Most students in school today have few memories of September 11, 2001 — a day with so much significance for the adults in their lives. Educators frequently struggle with how much is appropriate to say at what age, and how to frame a discussion when the painful memories still feel so fresh to many of us.
Colette Marie Bennett, the English Department Chair at Wamogo High School in Region 6, tells a story familiar to many in Connecticut.
Twelve years ago, I was teaching my Advanced Placement English class when word came that a plane had crashed into one of the Twin Towers in New York City. Several hours later, all classes were abandoned in the high school. A line of students formed in the office in order to call and know if family members who worked in NYC were okay. Our school media specialist hooked up televisions around the walls of the library, and students sat on the floor in the middle; everyone was silent and somber. Teachers and students mingled together, some with arms around each other, watching the catastrophic events on that beautiful September morning when the blue skies belied the carnage happening less than 100 miles away.
But the events that seem so recent to adults are in the distant past as far as many young people are concerned. Minnesota teacher Ira Sanders writes,
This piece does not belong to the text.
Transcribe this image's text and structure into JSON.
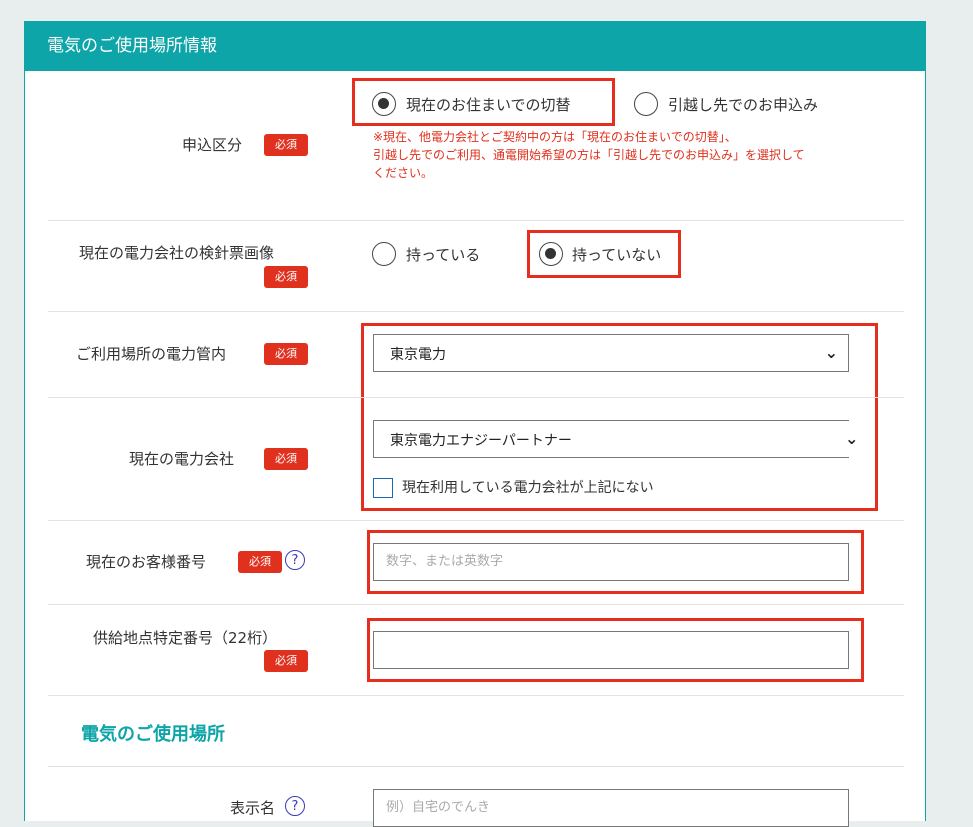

I was a commodities trader in New York on Sept. 11, 2001, and survived the attack on the World Trade Center. So on 9/11 every year, I tell my students what that day was like for me — from waking up, to seeing people jumping to their deaths from the stricken towers, to me running from fear and into confusion.
9/11 left many in Connecticut facing enormous loss, and for children who were personally affected by the tragedy the teaching challenges are of an entirely different nature. Jacoba Urist, a resident of lower Manhattan, is raising her young son in an environment where reminders of 9/11 are a constant in his life.
While the rest of the country marks September 11 in remembrances and tribute, for children living in lower Manhattan, it’s a calendar day not unlike every other day.
That tragic morning and loss of life is something that families who live here grapple with all the time. And striking the right balance between honoring those who were lost, answering our children’s questions appropriately, and ensuring that they always feel safe in their daily lives is an ongoing challenge.
What are your memories of September 11, 2001? What do you tell your students and/or your own children about that day?